Having thus described our invention, we claim as new and desire to secure by Letters Patent 1. An apparatus forliquefying atmospheric air consisting of an exterior closed condensing-cylinder, two spiral partitions arranged in said cylinder and forming narrow channels respectively for the ingoing cold and compressed air and the outgoing expanding'air, a supply-pipe for the compressed air connecting with the on terend of one spiral channel, a discharge-pipe for the expanded air connected with the outer end of the second spiral channel, a central pipe provided with ports for permitting the cold compressed air to pass from the ingoing to the outgoing channel, means for opening and closing said ports, a third port in the lower part of the central pipe for drawing oif the liquefied air, and means for drawing off the liquefied air from the lower part of the central pipe, substantially as set forth.

2. In an apparatus for liquefying atmospheric air, the combination of a condenser consisting of a closed vessel, two metallic sheets wound in parallel spirals forming two narrow passages, a pipe for supplying compressed and cooled air to one of said passages, a pipe for drawing off the expanded air connected with the other passage, a central airpipe in said condenser provided with ports, means for opening and closing said ports, said means being adjustable and adapted to connect and disconnect said ports with the ingoing and outgoing passages, and means for drawing off the liquefied air.

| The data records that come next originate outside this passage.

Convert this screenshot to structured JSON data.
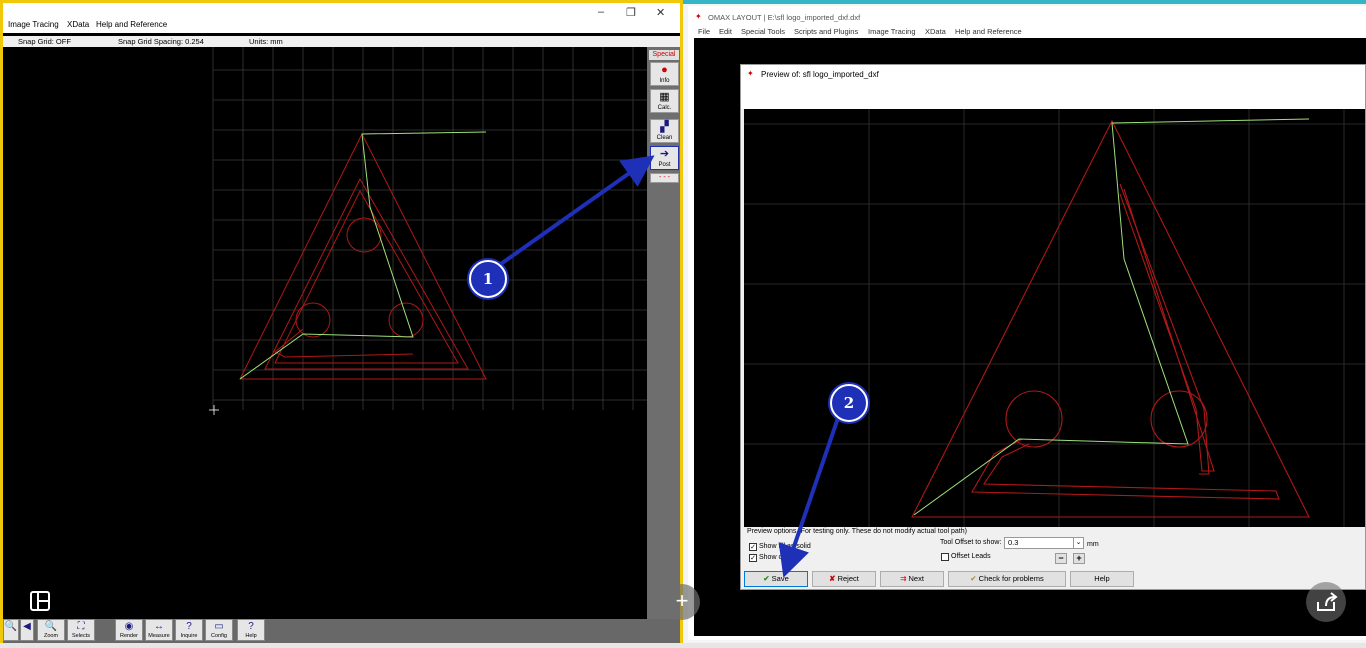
{
  "left_window": {
    "menu": [
      "Image Tracing",
      "XData",
      "Help and Reference"
    ],
    "window_controls": [
      "–",
      "❐",
      "✕"
    ],
    "status": {
      "snap_grid": "Snap Grid: OFF",
      "snap_spacing": "Snap Grid Spacing: 0.254",
      "units": "Units: mm"
    },
    "special_label": "Special",
    "tools": [
      {
        "label": "Info",
        "icon": "info-icon"
      },
      {
        "label": "Calc.",
        "icon": "calculator-icon"
      },
      {
        "label": "Clean",
        "icon": "clean-icon"
      },
      {
        "label": "Post",
        "icon": "post-arrow-icon"
      }
    ],
    "bottom_tools": [
      "Zoom",
      "Selects",
      "Render",
      "Measure",
      "Inquire",
      "Config",
      "Help"
    ]
  },
  "right_window": {
    "title": "OMAX LAYOUT | E:\\sfl logo_imported_dxf.dxf",
    "menu": [
      "File",
      "Edit",
      "Special Tools",
      "Scripts and Plugins",
      "Image Tracing",
      "XData",
      "Help and Reference"
    ],
    "preview": {
      "title": "Preview of: sfl logo_imported_dxf",
      "options_caption": "Preview options (For testing only. These do not modify actual tool path)",
      "show_solid": "Show fill as solid",
      "show_line": "Show outline",
      "tool_offset_label": "Tool Offset to show:",
      "tool_offset_value": "0.3",
      "unit": "mm",
      "offset_leads": "Offset Leads",
      "buttons": {
        "save": "Save",
        "reject": "Reject",
        "next": "Next",
        "check": "Check for problems",
        "help": "Help"
      }
    }
  },
  "callouts": [
    "1",
    "2"
  ],
  "colors": {
    "highlight_border": "#f0c808",
    "annotation_blue": "#1e2fb8",
    "path_red": "#b01818",
    "path_green": "#9ee07a"
  }
}
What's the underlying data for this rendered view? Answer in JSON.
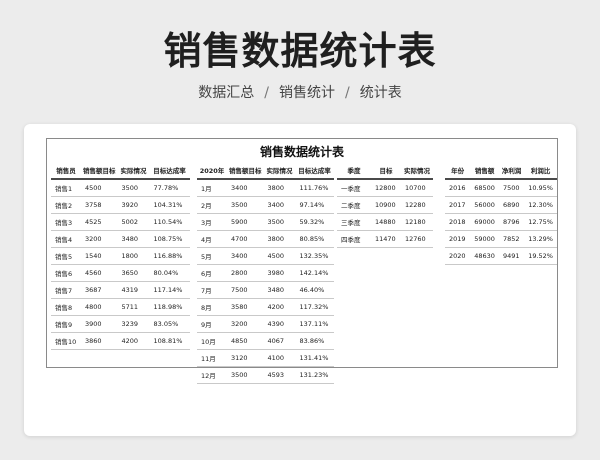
{
  "title": "销售数据统计表",
  "breadcrumb": [
    "数据汇总",
    "销售统计",
    "统计表"
  ],
  "breadcrumb_sep": "/",
  "sheet_title": "销售数据统计表",
  "tables": [
    {
      "headers": [
        "销售员",
        "销售额目标",
        "实际情况",
        "目标达成率"
      ],
      "rows": [
        [
          "销售1",
          "4500",
          "3500",
          "77.78%"
        ],
        [
          "销售2",
          "3758",
          "3920",
          "104.31%"
        ],
        [
          "销售3",
          "4525",
          "5002",
          "110.54%"
        ],
        [
          "销售4",
          "3200",
          "3480",
          "108.75%"
        ],
        [
          "销售5",
          "1540",
          "1800",
          "116.88%"
        ],
        [
          "销售6",
          "4560",
          "3650",
          "80.04%"
        ],
        [
          "销售7",
          "3687",
          "4319",
          "117.14%"
        ],
        [
          "销售8",
          "4800",
          "5711",
          "118.98%"
        ],
        [
          "销售9",
          "3900",
          "3239",
          "83.05%"
        ],
        [
          "销售10",
          "3860",
          "4200",
          "108.81%"
        ]
      ]
    },
    {
      "headers": [
        "2020年",
        "销售额目标",
        "实际情况",
        "目标达成率"
      ],
      "rows": [
        [
          "1月",
          "3400",
          "3800",
          "111.76%"
        ],
        [
          "2月",
          "3500",
          "3400",
          "97.14%"
        ],
        [
          "3月",
          "5900",
          "3500",
          "59.32%"
        ],
        [
          "4月",
          "4700",
          "3800",
          "80.85%"
        ],
        [
          "5月",
          "3400",
          "4500",
          "132.35%"
        ],
        [
          "6月",
          "2800",
          "3980",
          "142.14%"
        ],
        [
          "7月",
          "7500",
          "3480",
          "46.40%"
        ],
        [
          "8月",
          "3580",
          "4200",
          "117.32%"
        ],
        [
          "9月",
          "3200",
          "4390",
          "137.11%"
        ],
        [
          "10月",
          "4850",
          "4067",
          "83.86%"
        ],
        [
          "11月",
          "3120",
          "4100",
          "131.41%"
        ],
        [
          "12月",
          "3500",
          "4593",
          "131.23%"
        ]
      ]
    },
    {
      "headers": [
        "季度",
        "目标",
        "实际情况"
      ],
      "rows": [
        [
          "一季度",
          "12800",
          "10700"
        ],
        [
          "二季度",
          "10900",
          "12280"
        ],
        [
          "三季度",
          "14880",
          "12180"
        ],
        [
          "四季度",
          "11470",
          "12760"
        ]
      ]
    },
    {
      "headers": [
        "年份",
        "销售额",
        "净利润",
        "利润比"
      ],
      "rows": [
        [
          "2016",
          "68500",
          "7500",
          "10.95%"
        ],
        [
          "2017",
          "56000",
          "6890",
          "12.30%"
        ],
        [
          "2018",
          "69000",
          "8796",
          "12.75%"
        ],
        [
          "2019",
          "59000",
          "7852",
          "13.29%"
        ],
        [
          "2020",
          "48630",
          "9491",
          "19.52%"
        ]
      ]
    }
  ]
}
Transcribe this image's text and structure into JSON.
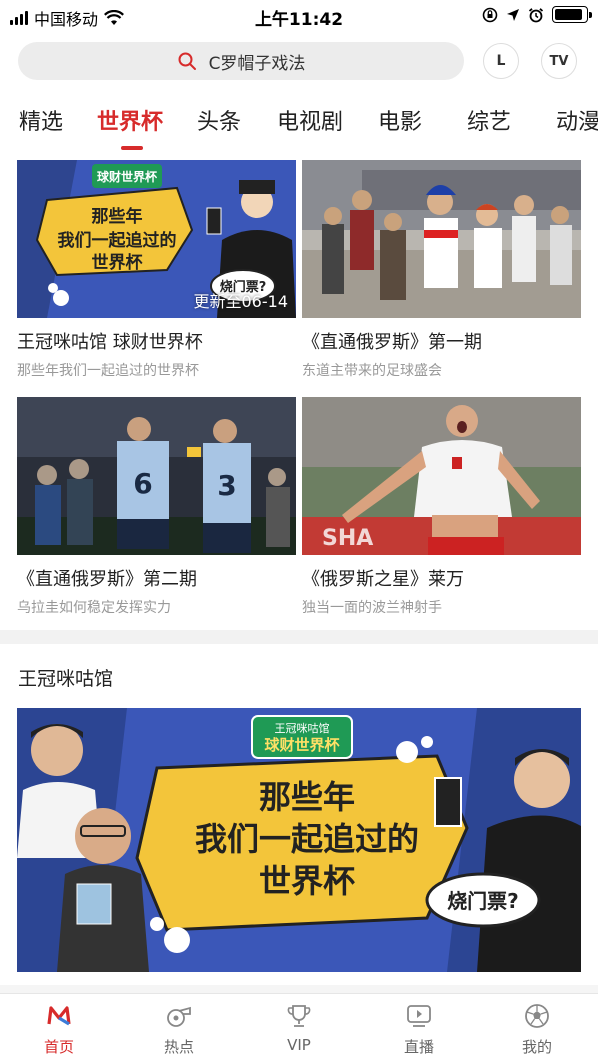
{
  "status_bar": {
    "carrier": "中国移动",
    "time": "上午11:42",
    "battery_level": 0.9
  },
  "search": {
    "text": "C罗帽子戏法",
    "icon": "search-icon"
  },
  "header_buttons": {
    "left": "L",
    "right": "TV"
  },
  "tabs": [
    {
      "label": "精选"
    },
    {
      "label": "世界杯",
      "active": true
    },
    {
      "label": "头条"
    },
    {
      "label": "电视剧"
    },
    {
      "label": "电影"
    },
    {
      "label": "综艺"
    },
    {
      "label": "动漫"
    }
  ],
  "cards": [
    {
      "title": "王冠咪咕馆 球财世界杯",
      "subtitle": "那些年我们一起追过的世界杯",
      "badge": "更新至06-14",
      "thumb_text_1": "那些年",
      "thumb_text_2": "我们一起追过的",
      "thumb_text_3": "世界杯",
      "thumb_bubble": "烧门票?"
    },
    {
      "title": "《直通俄罗斯》第一期",
      "subtitle": "东道主带来的足球盛会"
    },
    {
      "title": "《直通俄罗斯》第二期",
      "subtitle": "乌拉圭如何稳定发挥实力"
    },
    {
      "title": "《俄罗斯之星》莱万",
      "subtitle": "独当一面的波兰神射手"
    }
  ],
  "section": {
    "title": "王冠咪咕馆",
    "banner": {
      "logo_top": "王冠咪咕馆",
      "logo_main": "球财世界杯",
      "line1": "那些年",
      "line2": "我们一起追过的",
      "line3": "世界杯",
      "bubble": "烧门票?"
    }
  },
  "bottom_nav": [
    {
      "label": "首页",
      "icon": "migu-logo-icon",
      "active": true
    },
    {
      "label": "热点",
      "icon": "whistle-icon"
    },
    {
      "label": "VIP",
      "icon": "trophy-icon"
    },
    {
      "label": "直播",
      "icon": "play-screen-icon"
    },
    {
      "label": "我的",
      "icon": "football-icon"
    }
  ],
  "colors": {
    "accent": "#d72b2b",
    "banner_blue": "#3b57b8",
    "banner_yellow": "#f3c53a"
  }
}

In testimony that We claim the foregoing as our invention we have signed our names in presence of two subscribing witnesses.

OSCAR P. OSTERGREN. MORIZ BURGER. lVitnesses:

PAUL GoEPEL, Geo. W. -JAEKEL.

Referenced by
Citing PatentFiling datePublication dateApplicantTitle
US3750413 *Oct 15, 1968Aug 7, 1973Hydrocarbon Research IncCryogenic apparatus assembly method
US6681764 *Jun 29, 1999Jan 27, 2004Sequal Technologies, Inc.Methods and apparatus to generate liquid ambulatory oxygen from an oxygen concentrator
US6698423 *Oct 19, 1999Mar 2, 2004Sequal Technologies, Inc.Methods and apparatus to generate liquid ambulatory oxygen from an oxygen concentrator
USRE43398 *Mar 1, 2006May 22, 2012Respironics, Inc.Methods and apparatus to generate liquid ambulatory oxygen from an oxygen concentrator
Classifications
Cooperative ClassificationF25J2270/90